As reported in Your Local Journal March 2, the three-month ban was being considered more for health reasons than noise concerns. The majority of leaf blowers used in lawn care in the town are gas-powered and Messier said they blow particulate matter – including dust, pollen, and mold – into the air that can affect residents with compromised respiratory systems.
Messier’s subsequent article in the town’s Contact newsletter, in which it was mistakenly printed that the motion had been adopted, did not elicit significant feedback until Thursday, March 17 when a number of residents contacted the city to oppose the motion.
An email sent from Adam’s Eaves Gutter/Eavestrough Specialists urged residents to contact their councillors to oppose the by-law.
“I feel that this by-law is unnecessary and just another way that will dictate to Beaconsfield taxpayers like you and service people in general what they can and can’t do,” said an email sent to past and present customers in Beaconsfield and signed by Adam Robertson. “Can you imagine paying the municipal taxes you do and not being allowed to even clean up your own yard with a blower?”
A number of residents in attendance at the council meeting left following Messier’s announcement but a few remained to question the motion’s quick reversal.
“Could we have a clearer explanation of what happened to the leaf-blower by-law?” asked resident Jim Leeke. “I’m quite surprised by this turn of events. You may have discussed it in caucus but I’d like to hear some discussion of why you withdrew the by-law.”
Messier said following emails received by a number of contractors, residents spoke out overwhelmingly against the motion and the previous majority support of the council had shifted.
“From time to time, you will see votes that are not unanimous,” said Messier. “We have a good democratic system here. I feel bad that it’s come to this but there’s not a will at this point to move this thing forward in any way.”
Leeke urged council to take a second look at noise pollution that he said becomes unbearable in the summer with contractors’ gasoline-powered leaf-blowers, lawnmowers, and weed-trimmers.
“We can’t legislate behaviour between neighbours,” said District 1 Councillor David Pelletier. “Initially, I very much supported the idea in principle but in practice, it’s very different and we started hearing from people we weren’t expecting. If we passed the by-law, it would affect people we didn’t intend it to affect.”
“They caved to commerce,” said resident Susan Marshall who is also the president of the Beaconsfield Garden Club and was in support of the proposed ban. She said the problems stem from the number of contracts on the same street, leading the leaf blowers running as multiple homes are maintained on the same day. “The often drive their mowers along the street to the next property.

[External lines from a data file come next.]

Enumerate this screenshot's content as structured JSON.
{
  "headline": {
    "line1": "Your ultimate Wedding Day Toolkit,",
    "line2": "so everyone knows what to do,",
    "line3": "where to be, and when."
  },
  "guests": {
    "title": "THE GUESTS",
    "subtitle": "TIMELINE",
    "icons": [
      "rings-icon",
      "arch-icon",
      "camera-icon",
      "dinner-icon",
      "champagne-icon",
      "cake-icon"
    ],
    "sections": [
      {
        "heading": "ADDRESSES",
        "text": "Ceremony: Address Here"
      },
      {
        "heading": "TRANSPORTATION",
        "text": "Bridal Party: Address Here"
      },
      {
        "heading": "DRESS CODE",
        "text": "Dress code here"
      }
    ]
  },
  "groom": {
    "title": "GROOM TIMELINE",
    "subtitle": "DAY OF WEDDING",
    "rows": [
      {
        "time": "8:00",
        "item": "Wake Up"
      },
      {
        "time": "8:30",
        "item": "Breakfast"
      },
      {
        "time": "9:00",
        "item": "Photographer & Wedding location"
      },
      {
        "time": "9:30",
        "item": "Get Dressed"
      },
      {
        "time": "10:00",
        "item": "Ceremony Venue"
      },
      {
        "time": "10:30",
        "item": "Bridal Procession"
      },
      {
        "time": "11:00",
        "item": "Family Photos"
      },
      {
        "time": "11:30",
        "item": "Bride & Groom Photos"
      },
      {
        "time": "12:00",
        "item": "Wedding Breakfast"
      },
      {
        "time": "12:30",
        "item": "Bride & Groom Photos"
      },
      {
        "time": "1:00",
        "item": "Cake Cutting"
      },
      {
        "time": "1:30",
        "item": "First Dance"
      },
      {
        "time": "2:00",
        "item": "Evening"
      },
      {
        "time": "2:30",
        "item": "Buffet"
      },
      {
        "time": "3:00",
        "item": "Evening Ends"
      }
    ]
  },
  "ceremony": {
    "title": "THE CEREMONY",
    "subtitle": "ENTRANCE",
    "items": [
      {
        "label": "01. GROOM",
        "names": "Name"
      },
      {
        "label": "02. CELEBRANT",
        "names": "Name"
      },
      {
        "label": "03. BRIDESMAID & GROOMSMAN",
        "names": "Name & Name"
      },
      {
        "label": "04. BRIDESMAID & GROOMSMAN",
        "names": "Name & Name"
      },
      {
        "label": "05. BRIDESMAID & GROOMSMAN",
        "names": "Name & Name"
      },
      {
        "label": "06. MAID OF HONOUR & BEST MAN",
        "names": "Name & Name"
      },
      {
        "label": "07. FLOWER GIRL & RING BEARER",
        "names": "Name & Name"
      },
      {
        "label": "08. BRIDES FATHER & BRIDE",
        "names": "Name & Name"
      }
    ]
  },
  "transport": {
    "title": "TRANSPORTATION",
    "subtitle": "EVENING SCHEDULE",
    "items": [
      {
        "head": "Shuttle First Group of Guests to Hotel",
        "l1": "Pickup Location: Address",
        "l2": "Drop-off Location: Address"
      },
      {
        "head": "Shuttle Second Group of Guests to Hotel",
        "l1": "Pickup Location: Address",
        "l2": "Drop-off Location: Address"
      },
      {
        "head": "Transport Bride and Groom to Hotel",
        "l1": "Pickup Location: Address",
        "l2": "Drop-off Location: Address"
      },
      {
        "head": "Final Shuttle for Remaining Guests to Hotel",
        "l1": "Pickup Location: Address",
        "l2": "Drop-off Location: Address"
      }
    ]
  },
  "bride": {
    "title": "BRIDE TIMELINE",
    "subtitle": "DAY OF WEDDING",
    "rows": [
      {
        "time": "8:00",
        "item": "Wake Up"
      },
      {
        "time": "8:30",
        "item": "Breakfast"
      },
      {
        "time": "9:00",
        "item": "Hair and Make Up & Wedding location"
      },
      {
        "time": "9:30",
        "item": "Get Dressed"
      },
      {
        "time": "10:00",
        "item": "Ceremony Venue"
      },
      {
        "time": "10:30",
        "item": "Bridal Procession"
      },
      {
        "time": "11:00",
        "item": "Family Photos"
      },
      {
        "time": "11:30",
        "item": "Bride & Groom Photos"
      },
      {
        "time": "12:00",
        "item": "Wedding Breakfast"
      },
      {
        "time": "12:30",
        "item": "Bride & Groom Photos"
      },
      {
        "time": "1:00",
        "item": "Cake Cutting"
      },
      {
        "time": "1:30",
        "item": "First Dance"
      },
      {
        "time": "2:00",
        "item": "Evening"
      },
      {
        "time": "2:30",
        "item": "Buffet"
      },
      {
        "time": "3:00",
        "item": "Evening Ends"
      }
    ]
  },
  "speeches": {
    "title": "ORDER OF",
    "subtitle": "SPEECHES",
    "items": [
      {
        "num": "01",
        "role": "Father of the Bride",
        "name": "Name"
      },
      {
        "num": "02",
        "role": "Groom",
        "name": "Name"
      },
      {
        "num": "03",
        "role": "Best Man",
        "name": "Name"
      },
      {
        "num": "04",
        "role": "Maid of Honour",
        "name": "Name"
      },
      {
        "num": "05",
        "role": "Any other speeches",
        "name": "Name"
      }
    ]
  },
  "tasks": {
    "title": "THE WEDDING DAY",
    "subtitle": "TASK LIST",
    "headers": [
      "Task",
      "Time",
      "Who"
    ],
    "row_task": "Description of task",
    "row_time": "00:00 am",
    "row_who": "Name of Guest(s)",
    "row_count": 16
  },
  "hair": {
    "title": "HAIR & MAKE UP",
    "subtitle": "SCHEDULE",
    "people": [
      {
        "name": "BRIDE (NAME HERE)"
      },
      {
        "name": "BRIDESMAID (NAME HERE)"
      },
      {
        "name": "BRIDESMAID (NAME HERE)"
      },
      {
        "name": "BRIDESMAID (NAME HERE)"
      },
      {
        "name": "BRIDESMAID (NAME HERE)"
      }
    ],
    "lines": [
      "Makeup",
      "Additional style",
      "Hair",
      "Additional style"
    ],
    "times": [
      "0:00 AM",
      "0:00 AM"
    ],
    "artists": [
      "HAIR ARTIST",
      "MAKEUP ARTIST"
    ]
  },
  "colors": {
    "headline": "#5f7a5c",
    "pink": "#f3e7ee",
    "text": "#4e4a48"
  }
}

Both Leeke and Marshall said they would have started a petition to support the by-law but were led to believe it had already passed as indicated in the Contact article, for which Messier apologized to those in attendance.
“We felt that it was a very equitable by-law because you could use your leaf blower for your spring and fall clean-up,” said Messier. “But in the summer months, when they’re not really necessary for blowing grass around, we should not allow it.”
Messier said the supporters of the by-law were silent and the 15 per cent who declined to answer the survey on the issue could have swayed the motion.
“Maybe this will create some awareness,” said Pelletier. “What the contractors should be doing is cutting the grass into the lawn instead of out in the street where they have to clean it up later on. Maybe now they’ll be more sensitized to the subject.”